Another thing I’ve learned recently is that a lot of students don’t understand the difference between a pronoun and a proper noun, at least by definition. I believe they use them right, but when asked to describe a pronoun, they tend to tell me about proper nouns. This was augmented by the pre/post tests for the DELC workshops. Many people miss the pronoun question, circling instead a proper noun. It was interesting to learn how many students, while capable of speaking correctly, don’t understand the terms and concepts of basic grammar.

While reading through the The Least You Should Know About English textbook, I found a couple of proofreading exercises. At first, I seemed to find the errors quickly, but there was always one or two that I couldn’t find. Eventually, I would find them and was able to feel satisfied in my abilities. However, this made me realize that I was only able to locate the last one because I knew how many errors were in the paper. One of these exercises had used “who’s” instead of “whose.” While I know the difference, I merely didn’t see that one until I had read it a quite a few times. It made me realize that I while I study and practice these concepts so that I may know them, they aren’t always obvious and may try to sneak by me. So I guess one thing I know now that I didn’t know then is that I need to be extra-vigilant against things like that, especially when those kinds of errors are what the student is most concerned about.

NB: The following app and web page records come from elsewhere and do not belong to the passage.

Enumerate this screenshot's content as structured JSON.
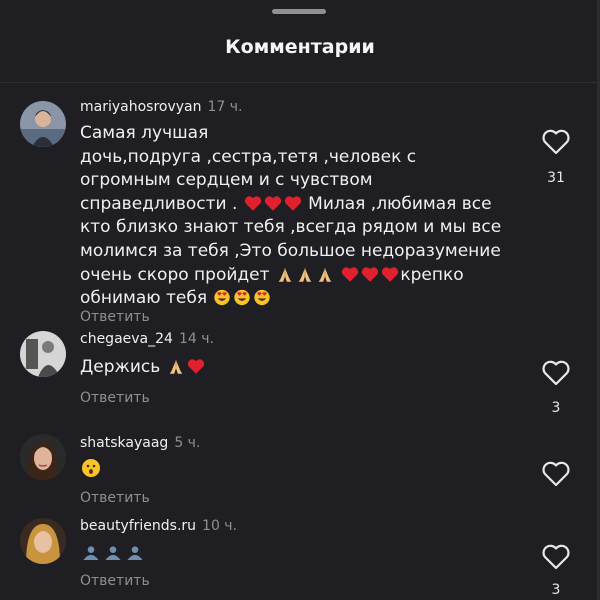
{
  "sheet": {
    "title": "Комментарии"
  },
  "comments": [
    {
      "username": "mariyahosrovyan",
      "time": "17 ч.",
      "text_lines": [
        "Самая лучшая",
        "дочь,подруга ,сестра,тетя ,человек с",
        "огромным сердцем и с чувством",
        "справедливости .",
        "Милая ,любимая все",
        "кто близко знают тебя ,всегда рядом и мы все",
        "молимся за тебя ,Это большое недоразумение",
        "очень скоро  пройдет",
        "крепко",
        "обнимаю тебя"
      ],
      "reply_label": "Ответить",
      "likes": "31"
    },
    {
      "username": "chegaeva_24",
      "time": "14 ч.",
      "text": "Держись",
      "reply_label": "Ответить",
      "likes": "3"
    },
    {
      "username": "shatskayaag",
      "time": "5 ч.",
      "text": "",
      "reply_label": "Ответить",
      "likes": ""
    },
    {
      "username": "beautyfriends.ru",
      "time": "10 ч.",
      "text": "",
      "reply_label": "Ответить",
      "likes": "3"
    }
  ],
  "icons": {
    "like": "heart-outline-icon",
    "emoji_heart": "red-heart-emoji",
    "emoji_pray": "praying-hands-emoji",
    "emoji_heart_eyes": "heart-eyes-emoji",
    "emoji_surprised": "surprised-face-emoji",
    "emoji_people": "busts-silhouette-emoji"
  },
  "colors": {
    "background": "#1f1f23",
    "muted_text": "#8e8e93",
    "heart_red": "#e0202e"
  }
}
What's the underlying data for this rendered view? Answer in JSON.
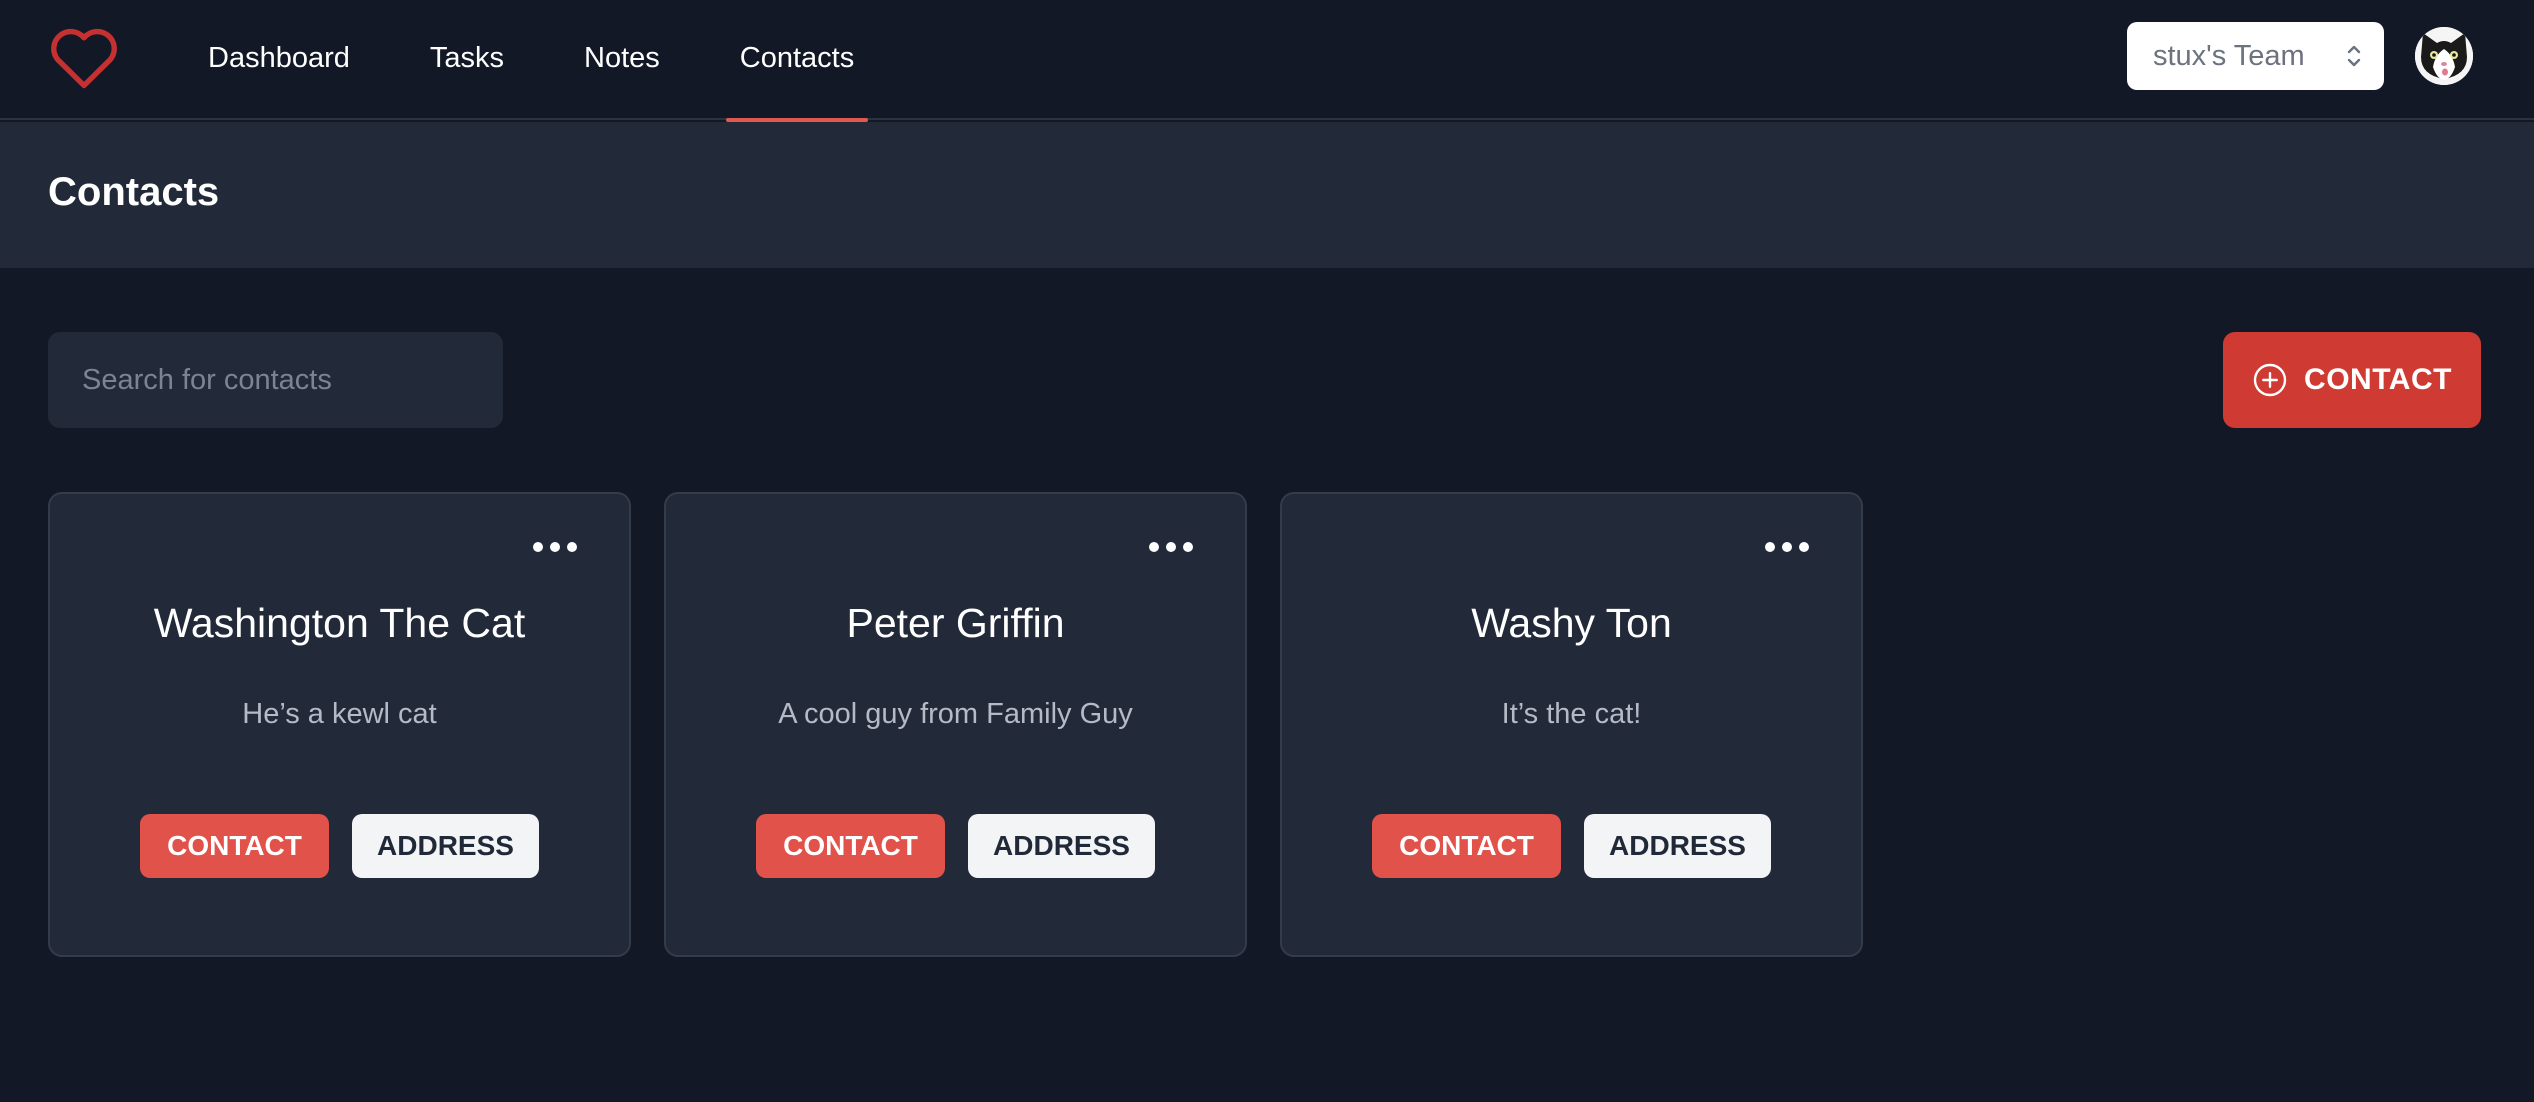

Monday, September 05, 2011


Now that we're a few weeks in, what have you learned that you didn't know before?